Using Finally

Example 13.3. Using Finally

				
#!/usr/bin/python
# Filename: finally.py

import time

try:
	f = file('poem.txt')
	while True: # our usual file-reading idiom
		line = f.readline()
		if len(line) == 0:
			break
		time.sleep(2)
		print line,
finally:
	f.close()
	print 'Cleaning up...closed the file'
				
				

Output

				
$ python finally.py
Programming is fun
When the work is done
Cleaning up...closed the file
Traceback (most recent call last):
  File "finally.py", line 12, in ?
    time.sleep(2)
KeyboardInterrupt
				
				

How It Works

We do the usual file-reading stuff, but I've arbitrarily introduced a way of sleeping for 2 seconds before printing each line using the time.sleep method. The only reason is so that the program runs slowly (Python is very fast by nature). When the program is still running, press Ctrl-c to interrupt/cancel the program.

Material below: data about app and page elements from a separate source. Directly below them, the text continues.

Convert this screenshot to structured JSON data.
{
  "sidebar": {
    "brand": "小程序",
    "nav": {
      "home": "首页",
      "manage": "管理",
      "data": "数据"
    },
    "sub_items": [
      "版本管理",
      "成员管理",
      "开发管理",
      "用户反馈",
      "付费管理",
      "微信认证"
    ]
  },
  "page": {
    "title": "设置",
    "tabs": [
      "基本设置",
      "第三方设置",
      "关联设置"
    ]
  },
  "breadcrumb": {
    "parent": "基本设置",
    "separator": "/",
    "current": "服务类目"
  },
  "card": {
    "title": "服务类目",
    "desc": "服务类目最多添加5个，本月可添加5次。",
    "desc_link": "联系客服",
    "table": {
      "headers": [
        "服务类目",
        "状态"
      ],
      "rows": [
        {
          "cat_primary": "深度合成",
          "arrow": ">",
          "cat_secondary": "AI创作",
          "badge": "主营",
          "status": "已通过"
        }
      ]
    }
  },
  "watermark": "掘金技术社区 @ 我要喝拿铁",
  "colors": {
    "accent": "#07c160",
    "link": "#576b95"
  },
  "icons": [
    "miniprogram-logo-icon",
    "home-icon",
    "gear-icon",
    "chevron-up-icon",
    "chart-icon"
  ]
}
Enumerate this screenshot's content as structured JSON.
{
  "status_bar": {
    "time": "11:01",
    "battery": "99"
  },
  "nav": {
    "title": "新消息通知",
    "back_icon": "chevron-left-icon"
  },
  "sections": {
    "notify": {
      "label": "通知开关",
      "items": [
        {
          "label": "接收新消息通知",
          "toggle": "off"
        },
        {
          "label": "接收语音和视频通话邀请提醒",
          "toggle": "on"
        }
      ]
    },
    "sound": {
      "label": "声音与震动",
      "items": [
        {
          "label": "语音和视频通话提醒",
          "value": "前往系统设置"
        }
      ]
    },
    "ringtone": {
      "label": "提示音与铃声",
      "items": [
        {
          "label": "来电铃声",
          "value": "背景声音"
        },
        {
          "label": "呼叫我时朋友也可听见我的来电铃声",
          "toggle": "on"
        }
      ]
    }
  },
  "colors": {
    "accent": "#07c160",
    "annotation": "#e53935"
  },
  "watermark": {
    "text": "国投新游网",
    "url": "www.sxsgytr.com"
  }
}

Observe that a KeyboardInterrupt exception is thrown and the program exits, but before the program exits, the finally clause is executed and the file is closed.

Summary

We have discussed the usage of the try..except and try..finally statements. We have seen how to create our own exception types and how to raise exceptions as well.

Next, we will explore the Python Standard Library.